Gone, at least this year, are the days of the buffets with large platters or bowls with multiple servings to feed the masses.

"This year everything must be served in individual portions with the clientele still expecting the variety and quality that is synonymous with such a world class event," Chef Akmon said. "Our students are going to be on the cutting edge of mass production and mass service aimed at safety first and individual customers rather than groups of customers all with very high expectations."

"If they have not already learned about the importance of a sense of urgency," he said, "they will be getting a crash course."

Regardless of the circumstances, the opportunity to work on Derby week events provides students invaluable experience.

"Most, if not all, will never experience this volume of production ever again and surely, they will all remember and draw from this experience as a unique tool in their own personal toolboxes," Chef Akmon said. "The most important aspect of the event is the fact that we are in the position to provide our students with this opportunity."

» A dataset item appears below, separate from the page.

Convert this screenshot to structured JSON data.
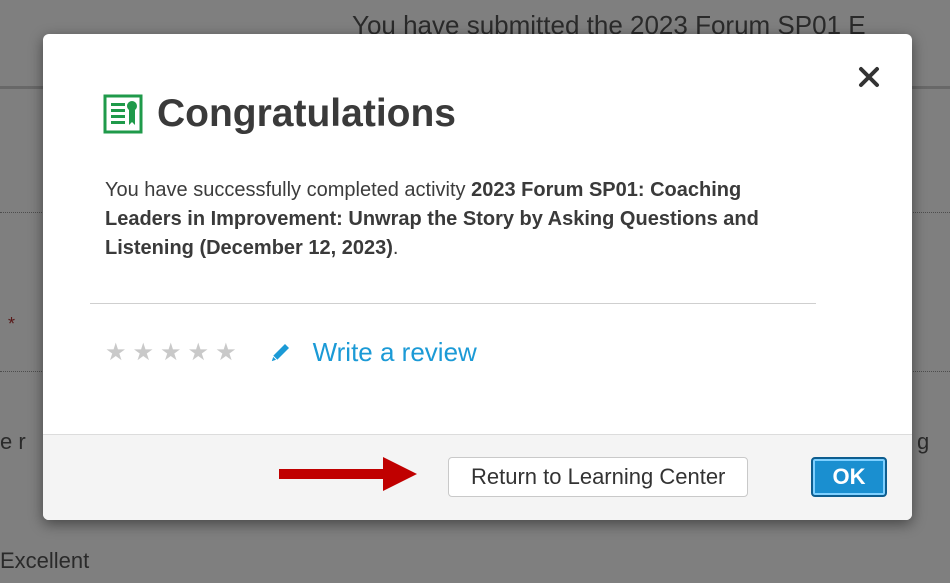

"While we have a long history of producing quality industry professionals, we realize that we are only as good as our most recent graduates," he said. "The passion of the faculty and the pride in their work over the years has never waned and it is because of this that we find these opportunities for our students."

Chef Danielson has directed food operations for five Olympics, 10 Kentucky Derbies, an Indy 500 and a couple of Super Bowls. But there is nothing like the Derby.

"The Kentucky Derby event is like no other globally because people gather as much to see old friends and make new friends as they do for the race itself," he said. "The social nature and the gathering around food and beverage make this event more than just a sporting event."


About Sullivan University

Sullivan University is accredited by the Southern Association of Colleges and Schools Commission on Colleges to award Associate, Bachelor’s, Master’s, and Doctoral degrees. Contact the Commission on Colleges at 1866 Southern Lane, Decatur, Georgia 30033-4097, call 404-679-4500 for questions about the accreditation of Sullivan University or visit them online at www.sacscoc.org.

The University offers numerous certificates, diplomas, and degrees in career-orientated programs, ranging from business, pharmacy, human resources, I.T. and cybersecurity, supply-chain management, culinary and baking and pastry arts, hospitality studies, conflict management, nursing, allied health sciences, HVAC-R, interior design, and legal studies. Sullivan University has campuses in Louisville and Lexington, an extension in Fort Knox on the U.S. Army Post and a Learning Center in Louisa. Sullivan University also has many programs available partially or wholly online. For more information, visit www.sullivan.edu.